Real estate activity accelerates with big year-over-year gains

Robert Bray
Robert Bray
Annette Miller
Annette Miller

Phil Castle, The Business Times

Real estate activity continues to increase in Mesa County with what one long-time executive described as “exceptional” year-over-year gains in sales and dollar volume reported in August.

While the pace is expected to slow in the fall and winter, year-end numbers for 2016 will exceed 2015, said Robert Bray, chief executive officer of Bray Real Estate in Grand Junction. “Yes — easily.”

For now, what’s typically the busiest time of the year for real estate sales has been, said Annette Miller, senior vice president of Heritage Title Co. in Grand Junction. “This summer has just definitely picked up.”

Miller said 487 real estate transactions worth a total of $113 million closed in Mesa County in August. Compared to the same month last year, transactions jumped 44.9 percent and dollar volume rose 33.4 percent.

“It was an exceptional month,” Bray said.

Four transactions accounted for a total of $5.8 million, Miller said, including the sale of a greenhouse and surrounding farmland in Palisade for more than $2 million, the sale of a house near 25 and G roads for $1.5 million and the sale of another residence near 20 1/2 and M roads for $1.3 million.

Because real estate closings lag behind sales, August closings reflect transactions that occurred anywhere from 10 to 60 days beforehand depending on whether they involved cash or financing.

The latest gains bring year-to-date numbers through the first eight months of 2016 to 3,123 sales worth a collective $718 million, Miller said. Compared to the same span in 2015, transactions increased 15 percent and dollar volume grew 8.3 percent.

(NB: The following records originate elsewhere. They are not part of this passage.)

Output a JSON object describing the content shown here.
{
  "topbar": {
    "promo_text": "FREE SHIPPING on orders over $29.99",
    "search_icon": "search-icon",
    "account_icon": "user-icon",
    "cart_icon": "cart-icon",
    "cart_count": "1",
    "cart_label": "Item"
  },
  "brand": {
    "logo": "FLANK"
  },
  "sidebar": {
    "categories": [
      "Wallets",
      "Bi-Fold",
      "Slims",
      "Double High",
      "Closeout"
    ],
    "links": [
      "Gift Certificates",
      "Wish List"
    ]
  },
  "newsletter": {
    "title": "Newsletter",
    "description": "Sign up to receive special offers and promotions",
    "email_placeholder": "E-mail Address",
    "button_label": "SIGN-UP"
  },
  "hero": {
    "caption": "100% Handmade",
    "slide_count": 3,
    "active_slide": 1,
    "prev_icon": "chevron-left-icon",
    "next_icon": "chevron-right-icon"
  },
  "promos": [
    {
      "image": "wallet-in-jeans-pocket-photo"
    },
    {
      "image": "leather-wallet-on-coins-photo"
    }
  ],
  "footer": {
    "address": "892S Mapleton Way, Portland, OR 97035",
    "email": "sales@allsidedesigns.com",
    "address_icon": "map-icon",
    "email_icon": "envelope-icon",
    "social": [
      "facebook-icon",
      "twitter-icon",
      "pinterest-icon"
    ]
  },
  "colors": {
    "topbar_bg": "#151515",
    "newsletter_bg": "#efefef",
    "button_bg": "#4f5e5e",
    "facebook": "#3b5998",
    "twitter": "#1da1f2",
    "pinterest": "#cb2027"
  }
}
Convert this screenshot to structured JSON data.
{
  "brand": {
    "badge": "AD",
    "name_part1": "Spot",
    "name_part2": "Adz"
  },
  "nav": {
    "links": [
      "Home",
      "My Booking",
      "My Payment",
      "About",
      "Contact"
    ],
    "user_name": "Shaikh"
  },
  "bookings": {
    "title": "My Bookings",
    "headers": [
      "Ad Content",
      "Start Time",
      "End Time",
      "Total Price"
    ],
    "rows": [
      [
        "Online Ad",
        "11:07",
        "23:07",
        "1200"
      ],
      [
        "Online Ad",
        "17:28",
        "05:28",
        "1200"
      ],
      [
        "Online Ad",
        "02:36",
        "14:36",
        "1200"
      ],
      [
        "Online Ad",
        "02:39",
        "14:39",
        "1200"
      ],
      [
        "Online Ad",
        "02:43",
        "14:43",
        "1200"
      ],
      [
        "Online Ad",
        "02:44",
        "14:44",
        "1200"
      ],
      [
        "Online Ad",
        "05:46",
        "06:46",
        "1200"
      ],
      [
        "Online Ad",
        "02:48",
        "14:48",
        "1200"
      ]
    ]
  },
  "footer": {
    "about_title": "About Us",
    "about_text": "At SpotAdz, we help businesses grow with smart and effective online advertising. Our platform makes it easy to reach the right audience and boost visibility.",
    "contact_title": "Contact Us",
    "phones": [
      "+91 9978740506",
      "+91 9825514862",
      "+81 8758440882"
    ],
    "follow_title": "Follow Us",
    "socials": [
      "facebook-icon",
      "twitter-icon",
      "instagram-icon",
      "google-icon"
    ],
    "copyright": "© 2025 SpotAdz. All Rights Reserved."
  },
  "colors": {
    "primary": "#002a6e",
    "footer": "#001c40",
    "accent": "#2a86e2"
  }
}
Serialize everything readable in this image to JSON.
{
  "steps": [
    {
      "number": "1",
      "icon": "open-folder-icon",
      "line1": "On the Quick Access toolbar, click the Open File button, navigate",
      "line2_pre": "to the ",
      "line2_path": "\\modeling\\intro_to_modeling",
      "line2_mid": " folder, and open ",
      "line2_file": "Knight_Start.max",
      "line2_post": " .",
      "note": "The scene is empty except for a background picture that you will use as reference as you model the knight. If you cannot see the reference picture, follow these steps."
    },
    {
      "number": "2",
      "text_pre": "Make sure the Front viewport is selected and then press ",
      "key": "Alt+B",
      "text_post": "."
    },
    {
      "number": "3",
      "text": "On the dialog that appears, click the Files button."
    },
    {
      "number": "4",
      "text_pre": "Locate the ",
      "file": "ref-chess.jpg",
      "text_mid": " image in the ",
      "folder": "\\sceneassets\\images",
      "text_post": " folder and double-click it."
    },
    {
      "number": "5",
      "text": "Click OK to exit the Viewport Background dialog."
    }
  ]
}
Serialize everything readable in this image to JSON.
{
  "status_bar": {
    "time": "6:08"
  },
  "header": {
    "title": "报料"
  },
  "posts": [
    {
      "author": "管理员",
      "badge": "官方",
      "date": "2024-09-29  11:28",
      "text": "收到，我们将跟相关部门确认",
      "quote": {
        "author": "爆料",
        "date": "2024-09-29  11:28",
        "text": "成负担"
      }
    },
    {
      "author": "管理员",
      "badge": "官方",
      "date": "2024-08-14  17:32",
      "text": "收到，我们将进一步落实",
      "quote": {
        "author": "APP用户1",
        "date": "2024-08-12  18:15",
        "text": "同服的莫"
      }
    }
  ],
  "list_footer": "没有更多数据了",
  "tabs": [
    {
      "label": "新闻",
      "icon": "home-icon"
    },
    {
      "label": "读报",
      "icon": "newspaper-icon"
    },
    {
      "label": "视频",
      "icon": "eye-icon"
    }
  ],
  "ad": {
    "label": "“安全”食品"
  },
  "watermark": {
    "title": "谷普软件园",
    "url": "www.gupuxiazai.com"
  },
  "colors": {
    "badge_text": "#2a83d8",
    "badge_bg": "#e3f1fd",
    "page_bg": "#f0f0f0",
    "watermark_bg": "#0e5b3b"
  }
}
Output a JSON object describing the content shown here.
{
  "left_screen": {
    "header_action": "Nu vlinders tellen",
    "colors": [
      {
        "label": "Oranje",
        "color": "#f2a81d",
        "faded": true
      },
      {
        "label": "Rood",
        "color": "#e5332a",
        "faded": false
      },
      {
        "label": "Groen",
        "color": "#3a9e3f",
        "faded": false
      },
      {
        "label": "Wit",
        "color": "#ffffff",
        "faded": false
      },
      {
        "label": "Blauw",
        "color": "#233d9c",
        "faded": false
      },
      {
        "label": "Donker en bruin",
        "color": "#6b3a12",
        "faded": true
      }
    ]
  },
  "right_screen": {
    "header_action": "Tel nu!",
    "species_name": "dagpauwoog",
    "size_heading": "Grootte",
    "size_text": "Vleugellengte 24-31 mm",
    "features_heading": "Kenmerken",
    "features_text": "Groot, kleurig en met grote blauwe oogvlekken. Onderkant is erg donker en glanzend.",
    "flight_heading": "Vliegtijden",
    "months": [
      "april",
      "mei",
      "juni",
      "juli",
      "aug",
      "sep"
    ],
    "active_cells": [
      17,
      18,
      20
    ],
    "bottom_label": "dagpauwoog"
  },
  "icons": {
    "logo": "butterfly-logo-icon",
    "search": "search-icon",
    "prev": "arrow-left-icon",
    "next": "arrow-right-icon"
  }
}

Year-to-date numbers offer a broader look at the real estate market, and the charges are substantial, Miller said. “They are big gains.”

Bray said 309 residential real estate transactions worth a combined $72 million were reported in Mesa County during August. That brought year-to-date totals to 2,241 homes worth a combined $516 million. Compared to last year, transactions have increased 8 percent and dollar volume 15 percent.

The median price for homes sold during the first eight months of 2016 was $200,000 — up 5 percent from the same span last year, but still down 11 percent from the peak market in 2008, Bray said

According to the latest results of a monthly analysis conducted by CoreLogic, Grand Junction home prices rose 1.1 percent between June and July and 5.5 percent between July 2015 and July 2016. The California-based research firm includes foreclosure auctions and short sales in its calculations.

Bray said the residential inventory in Mesa County has increased slightly with 1,080 active listings as of the end of August, giving prospective buyers a bit more selection. At the current pace of sales, though, that’s only about a three-month supply and constitutes 43 percent fewer homes than what was on the market six years ago.

The pace of new home construction also has accelerated, he said. The number of single family building permits issued in the county in August was up 14 percent over the same month last year, bringing permits issued year-to-date up 5 percent.

Bray and Miller both said they expect real estate activity in Mesa County to slow as 2016 comes to an end, but still outpace 2015, when 4,060 transactions worth a collective $984 million were reported.

Meanwhile, Bray and Miller also said they’re monitoring increasing property foreclosure activity in the county.

For August, 33 foreclosure sales and 50 foreclosure filings were reported, Miller said. Compared to the same month last year, sales held steady. Filings increased 56.2 percent, however.

Through the first eight months of 2016, 247 sales and 374 filings were reported. Compared to the same span in 2015, sales rose 22.9 percent and filings advanced 17.6 percent, Miller said.

Still, the 178 resales of foreclosed properties from January through August 2016 constituted only 6 percent of all transactions — well below the 10 percent threshold Miller considers indicative of a healthy market.